These showed initial hesitancy from healthcare workers around resourcing and restructuring of clinics when administering long-acting injections. However, after a few months of implementation, these concerns decreased “remarkably”.
Prof Boffito said: “I have to be honest with you, really this [concern around resources and restructuring] is not good reason enough. We’re very resilient. There is much more than an injection every other month that scares us. I think this is really important to know that.”
A takeaway message is that “HIV treatment is not as complicated as it used to be. It has changed remarkably.”
EQUITY OF CARE
Reflecting on the Covid-19 pandemic and treating immunocompromised people in a time of remote healthcare, Prof Boffito said there were “definitely points to reflect on” with regards to health equity.
During Covid, “we really learned…how to make sure that we get better at that,” she said.
“It [equity of care] is something that is at the top of our mind when we treat HIV. But Covid highlighted other aspects. Access to chronic treatment was a struggle for some people; we need to understand who are these people, and why it was a struggle for some people and not for others.”
Prof Boffito said she is conducting interviews with focus groups comprising people from minority communities, who are living with HIV, to ascertain their treatment experiences during the pandemic. She said that what healthcare workers and HIV clinic workers believe is the best form of access
for patients “is not true for all cultures in all social situations”.

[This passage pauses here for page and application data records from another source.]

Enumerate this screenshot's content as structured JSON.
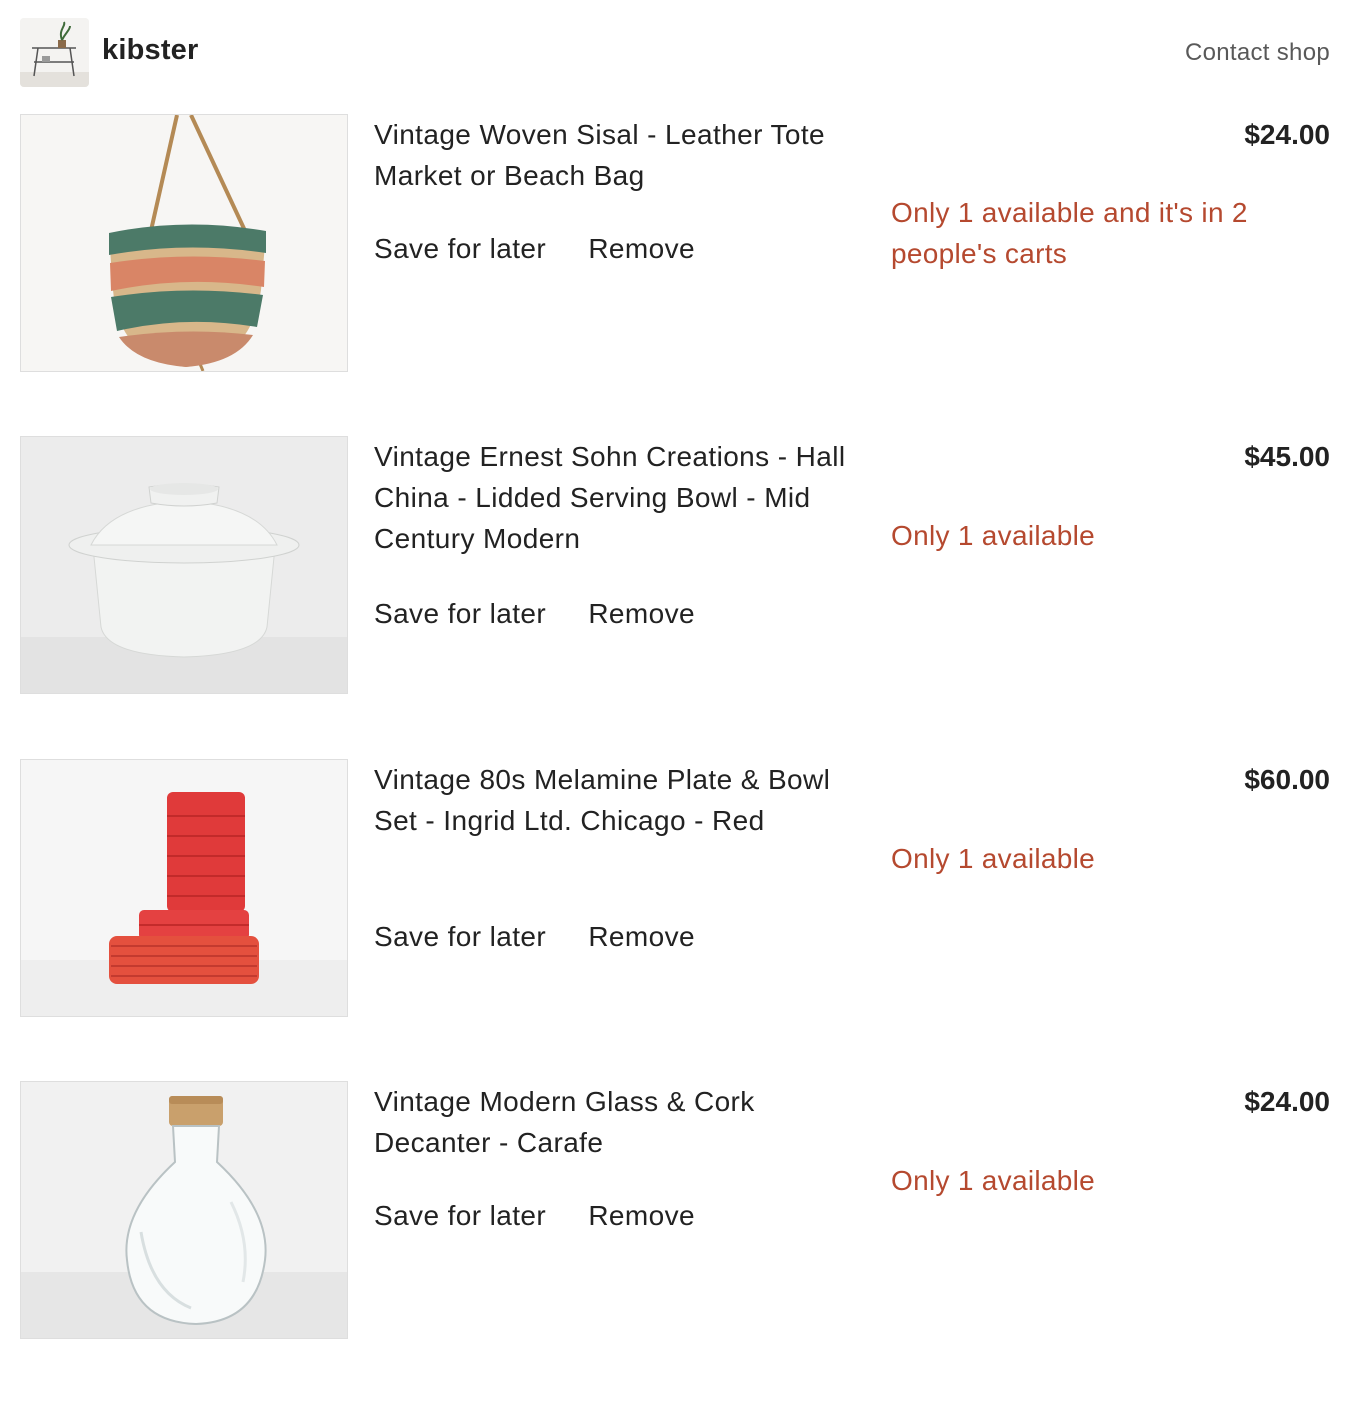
{
  "shop": {
    "name": "kibster",
    "contact_label": "Contact shop"
  },
  "items": [
    {
      "title": "Vintage Woven Sisal - Leather Tote Market or Beach Bag",
      "price": "$24.00",
      "availability": "Only 1 available and it's in 2 people's carts",
      "save_label": "Save for later",
      "remove_label": "Remove",
      "image_icon": "woven-bag-icon"
    },
    {
      "title": "Vintage Ernest Sohn Creations - Hall China - Lidded Serving Bowl - Mid Century Modern",
      "price": "$45.00",
      "availability": "Only 1 available",
      "save_label": "Save for later",
      "remove_label": "Remove",
      "image_icon": "lidded-bowl-icon"
    },
    {
      "title": "Vintage 80s Melamine Plate & Bowl Set - Ingrid Ltd. Chicago - Red",
      "price": "$60.00",
      "availability": "Only 1 available",
      "save_label": "Save for later",
      "remove_label": "Remove",
      "image_icon": "red-dish-stack-icon"
    },
    {
      "title": "Vintage Modern Glass & Cork Decanter - Carafe",
      "price": "$24.00",
      "availability": "Only 1 available",
      "save_label": "Save for later",
      "remove_label": "Remove",
      "image_icon": "glass-decanter-icon"
    }
  ],
  "colors": {
    "availability": "#b5492f",
    "text": "#222222",
    "muted": "#595959",
    "border": "#dedede"
  }
}
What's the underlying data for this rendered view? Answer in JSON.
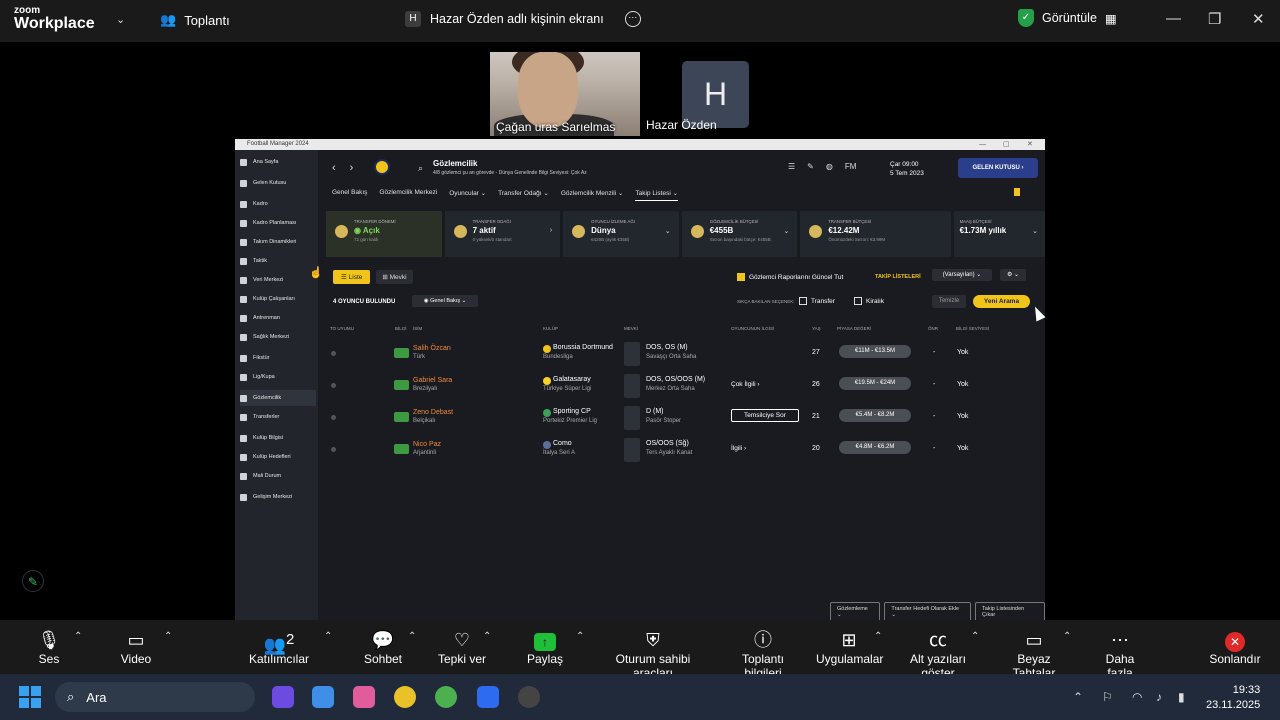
{
  "zoom": {
    "logo_top": "zoom",
    "logo_bottom": "Workplace",
    "meeting_label": "Toplantı",
    "share_label": "Hazar Özden adlı kişinin ekranı",
    "share_badge": "H",
    "view_label": "Görüntüle",
    "participants": [
      {
        "name": "Çağan uras Sarıelmas"
      },
      {
        "name": "Hazar Özden",
        "initial": "H"
      }
    ],
    "toolbar": [
      {
        "label": "Ses",
        "icon": "microphone-icon"
      },
      {
        "label": "Video",
        "icon": "video-camera-icon"
      },
      {
        "label": "Katılımcılar",
        "icon": "participants-icon",
        "count": "2"
      },
      {
        "label": "Sohbet",
        "icon": "chat-icon"
      },
      {
        "label": "Tepki ver",
        "icon": "heart-icon"
      },
      {
        "label": "Paylaş",
        "icon": "share-arrow-icon"
      },
      {
        "label": "Oturum sahibi araçları",
        "icon": "host-shield-icon"
      },
      {
        "label": "Toplantı bilgileri",
        "icon": "info-icon"
      },
      {
        "label": "Uygulamalar",
        "icon": "apps-icon"
      },
      {
        "label": "Alt yazıları göster",
        "icon": "cc-icon"
      },
      {
        "label": "Beyaz Tahtalar",
        "icon": "whiteboard-icon"
      },
      {
        "label": "Daha fazla",
        "icon": "more-icon"
      },
      {
        "label": "Sonlandır",
        "icon": "end-icon"
      }
    ]
  },
  "fm": {
    "window_title": "Football Manager 2024",
    "sidebar": [
      "Ana Sayfa",
      "Gelen Kutusu",
      "Kadro",
      "Kadro Planlaması",
      "Takım Dinamikleri",
      "Taktik",
      "Veri Merkezi",
      "Kulüp Çalışanları",
      "Antrenman",
      "Sağlık Merkezi",
      "Fikstür",
      "Lig/Kupa",
      "Gözlemcilik",
      "Transferler",
      "Kulüp Bilgisi",
      "Kulüp Hedefleri",
      "Mali Durum",
      "Gelişim Merkezi"
    ],
    "header": {
      "title": "Gözlemcilik",
      "subtitle": "4/8 gözlemci şu an görevde - Dünya Genelinde Bilgi Seviyesi: Çok Az",
      "date_line1": "Çar 09:00",
      "date_line2": "5 Tem 2023",
      "inbox_label": "GELEN KUTUSU",
      "fm_label": "FM"
    },
    "tabs": [
      "Genel Bakış",
      "Gözlemcilik Merkezi",
      "Oyuncular ⌄",
      "Transfer Odağı ⌄",
      "Gözlemcilik Menzili ⌄",
      "Takip Listesi ⌄"
    ],
    "stats": [
      {
        "label": "TRANSFER DÖNEMİ",
        "value": "◉ Açık",
        "sub": "72 gün kaldı"
      },
      {
        "label": "TRANSFER ODAĞI",
        "value": "7 aktif",
        "sub": "0 yüksek/0 standart"
      },
      {
        "label": "OYUNCU İZLEME AĞI",
        "value": "Dünya",
        "sub": "€420B (aylık €35B)"
      },
      {
        "label": "GÖZLEMCİLİK BÜTÇESİ",
        "value": "€455B",
        "sub": "Sezon başındaki bütçe: €455B"
      },
      {
        "label": "TRANSFER BÜTÇESİ",
        "value": "€12.42M",
        "sub": "Önümüzdeki Sezon: €3.99M"
      },
      {
        "label": "MAAŞ BÜTÇESİ",
        "value": "€1.73M yıllık",
        "sub": ""
      }
    ],
    "controls": {
      "list_label": "Liste",
      "position_label": "Mevki",
      "keep_updated": "Gözlemci Raporlarını Güncel Tut",
      "track_lists": "TAKİP LİSTELERİ",
      "default": "(Varsayılan)",
      "found": "4 OYUNCU BULUNDU",
      "overview": "Genel Bakış",
      "quick_select": "SIKÇA BAKILAN SEÇENEK:",
      "transfer": "Transfer",
      "loan": "Kiralık",
      "clear": "Temizle",
      "new_search": "Yeni Arama"
    },
    "columns": [
      "TO UYUMU",
      "BİLGİ",
      "İSİM",
      "KULÜP",
      "MEVKİ",
      "OYUNCUNUN İLGİSİ",
      "YAŞ",
      "PİYASA DEĞERİ",
      "ÖNR",
      "BİLGİ SEVİYESİ"
    ],
    "players": [
      {
        "name": "Salih Özcan",
        "nat": "Türk",
        "club": "Borussia Dortmund",
        "league": "Bundesliga",
        "pos": "DOS, OS (M)",
        "role": "Savaşçı Orta Saha",
        "interest": "",
        "age": "27",
        "value": "€11M - €13.5M",
        "onr": "-",
        "info": "Yok"
      },
      {
        "name": "Gabriel Sara",
        "nat": "Brezilyalı",
        "club": "Galatasaray",
        "league": "Türkiye Süper Ligi",
        "pos": "DOS, OS/OOS (M)",
        "role": "Merkez Orta Saha",
        "interest": "Çok İlgili ›",
        "age": "26",
        "value": "€19.5M - €24M",
        "onr": "-",
        "info": "Yok"
      },
      {
        "name": "Zeno Debast",
        "nat": "Belçikalı",
        "club": "Sporting CP",
        "league": "Portekiz Premier Lig",
        "pos": "D (M)",
        "role": "Pasör Stoper",
        "interest": "Temsilciye Sor",
        "age": "21",
        "value": "€5.4M - €8.2M",
        "onr": "-",
        "info": "Yok"
      },
      {
        "name": "Nico Paz",
        "nat": "Arjantinli",
        "club": "Como",
        "league": "İtalya Seri A",
        "pos": "OS/OOS (Sğ)",
        "role": "Ters Ayaklı Kanat",
        "interest": "İlgili ›",
        "age": "20",
        "value": "€4.8M - €6.2M",
        "onr": "-",
        "info": "Yok"
      }
    ],
    "bottom_buttons": [
      "Gözlemleme ⌄",
      "Transfer Hedefi Olarak Ekle ⌄",
      "Takip Listesinden Çıkar"
    ]
  },
  "taskbar": {
    "search_placeholder": "Ara",
    "time": "19:33",
    "date": "23.11.2025"
  },
  "colors": {
    "accent": "#f0c419",
    "player_name": "#f08b3b",
    "share_green": "#1fbf3a",
    "end_red": "#e02929"
  }
}
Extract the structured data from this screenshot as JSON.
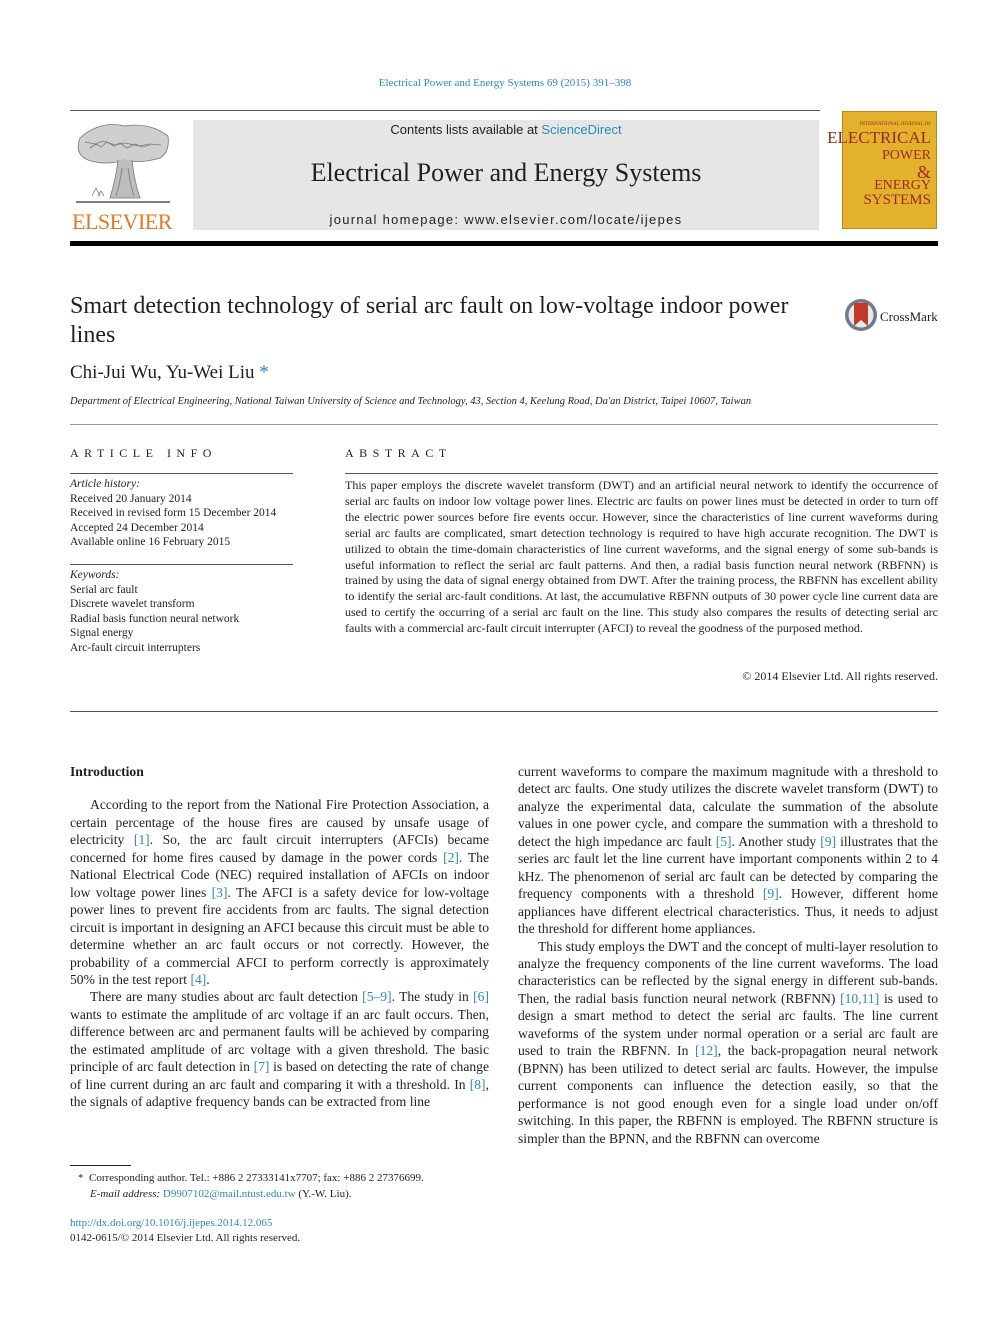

“We are involving people living with HIV belonging to different populations, asking them what they want, what they need, and how to ensure that [isolation and lack of access] doesn’t happen,” she said.
“One group will want an app, one group will want an email, one group will want a phone call, [it is] as simple as that. But if we don’t ask them, we don’t know.”
In 2009, Prof Boffito also began a HIV clinic for people aged above 50 to manage comorbidities and prevent potential complications and frailty in older patients. The clinic conducts research and provides “individualised, patient-focused care, because it’s the most complex cases that need more time and thinking”, the Professor added.
Prof Boffito said operations may be disrupted due to the recent outbreak of monkeypox.
As of late June, there were 39 confirmed and notified cases of monkeypox infection in Ireland and over 1,200 in the UK.
Following Covid, it is another infection that has put those who are immunocompromised at risk.
For clinics to deal effectively with this latest outbreak, Prof Boffito said it goes “back to resilience”.
“We’re learning at the moment,” she said. “We are very busy and have to reorganise our clinic sexual healthcare delivery, make sure that our immunocompromised people are informed and looked after.”
However, Prof Boffito said that this outbreak is “nothing as bad as Covid”.
“To be honest with you, it’s almost like we crossed the line and there is nothing that should stop us to provide the best care we can for our patients,” she said. “But we need to implement injectables [ for HIV treatment]. I don’t think that we should use anything as an excuse. We are managing the outbreak and starting to prescribe injectables at the same time.”